The Dangers Of Being Lukewarm

Revelation 3:15-16… “I know thy works, that thou art neither cold nor hot: I would thou wert cold or hot. So then because thou art lukewarm, and neither cold nor hot, I will spue thee out of my mouth” (KJV).

Jesus sees things in our lives that we usually do not. I want to briefly share with you about the dangers of lukewarm living. The word “lukewarm” describes the state of one who is indifferent to the word God says–one who is indifferent to the needs of the local assembly, one who is indifferent to one’s own soul, one who travels life’s pathway with no definite decisions in regards to eternity. The word “lukewarm” is an old adjective meaning “to be moderately warm or tepid; one who is tasteless, good for nothing, fluctuates between apathy and fervor, or is half-backslidden.” Lukewarmness deals with the matters of the spirit in the Christian life. Those matters are indifference, ineffectiveness, impotence, lacking in enthusiasm, the state of being asleep and not being alert. The Lord was saying to the Laodicean Christians, “You are totally ineffective and half-hearted in your faith. I will spew (vomit) you out; I will reject you with extreme disgust.” The word “spew” is a figure of disgust and rejection. Jesus does not tolerate such behavior in Christians. They are like the salt that has lost its savor. Lukewarmness refers to the concept that tepid water tends to produce an irritation in the stomach and results in an inclination to vomit. In other words, lukewarm Christians irritate the stomach of Jesus. That’s a strong word that Jesus gave. Jesus wants you to be a “hot” Christian. Let’s look at a few examples of lukewarmness.

Matthew 5:21-24… Here, we see lukewarmness in bringing a gift to the altar (praise, worship, tithes) while degrading a fellow believer through name-calling and unforgiveness. In this passage, Jesus talks about a man wanting to be on good terms with God. That’s wonderful and the right thing to do, but Lord saw something else–the man was not right with his brother. He was an angry man, using words like ”Raca,” meaning “the empty one, worthless.” He called the man “fool,” meaning “dull, stupid, blockhead, moron.” Over the years I have found that when people start vilifying another it is because they themselves caused the alienation in the first place. Rather than doing the right thing, they try to get “spiritual” in a hurry, wanting to please God through some gift of service. It’s a lukewarm spirit. God wanted this man to get out of religion and into relationship. Many ministries act like this man.
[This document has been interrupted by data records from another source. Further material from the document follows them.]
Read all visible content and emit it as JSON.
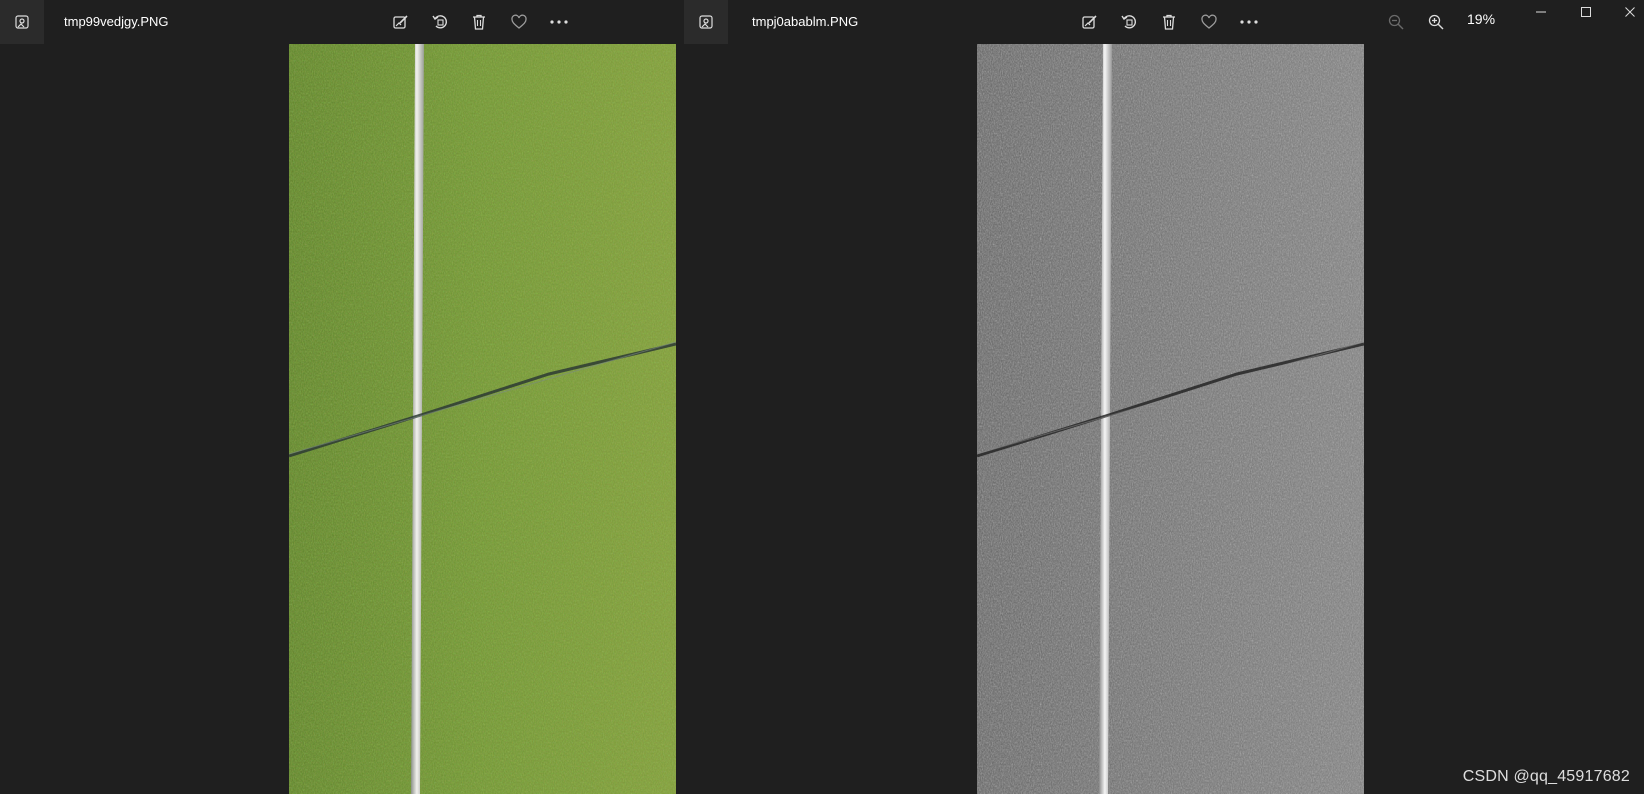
{
  "left_window": {
    "filename": "tmp99vedjgy.PNG",
    "icons": [
      "photos-app-icon",
      "edit-icon",
      "rotate-icon",
      "delete-icon",
      "favorite-icon",
      "more-icon"
    ]
  },
  "right_window": {
    "filename": "tmpj0abablm.PNG",
    "icons": [
      "photos-app-icon",
      "edit-icon",
      "rotate-icon",
      "delete-icon",
      "favorite-icon",
      "more-icon",
      "zoom-out-icon",
      "zoom-in-icon",
      "minimize-icon",
      "maximize-icon",
      "close-icon"
    ],
    "zoom_level": "19%"
  },
  "watermark": "CSDN @qq_45917682",
  "colors": {
    "background": "#1f1f1f",
    "titlebar_icon_bg": "#2b2b2b",
    "grass_color": "#6e8f2f",
    "grayscale_base": "#7a7a7a"
  }
}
Mark 5:1-17… Here, the area of lukewarmness is seen in not helping to deliver others during their time of need. Fear can block people from doing the right thing. Many people, in the town of Gadara knew about the demon-disturbed man living in the cemetery, but they had no strength nor desire to deliver him. Jesus never went anywhere without finding someone who needed help. He delivered this man who had cried out for help, but the people who knew this man were afraid of the man’s insanity, and when Jesus loosed him they were afraid of the man’s sanity. They requested that Jesus leave their town. God sees whether we care or not. He hears the cry of hurting hearts. Many Christians are afraid of people in need. God sees Christians who are lukewarm when it comes to helping others.

Luke 10:30-37… Here, we see the lukewarmness of being “in the ministry” and passing by on the other side when one sees someone who is hurting. The thieves who robbed the man on his way to Jericho were cruel and heartless and lukewarm. The priest and the Levite did not hurt this man, but neither did they help him. They were cruel and heartless as well. They refused to get involved. They missed an opportunity to be useful. The Samaritan (an unbeliever in Christ) came and ministered life to the wounded man. Jesus sees lukewarmness in the Christian who does not act mercifully and has no compassion or grace towards the hurting.

(To be continued…)

Pastor George Belobaba

Copyright © 2012 by Scripture Nuggets Ministries
All rights reserved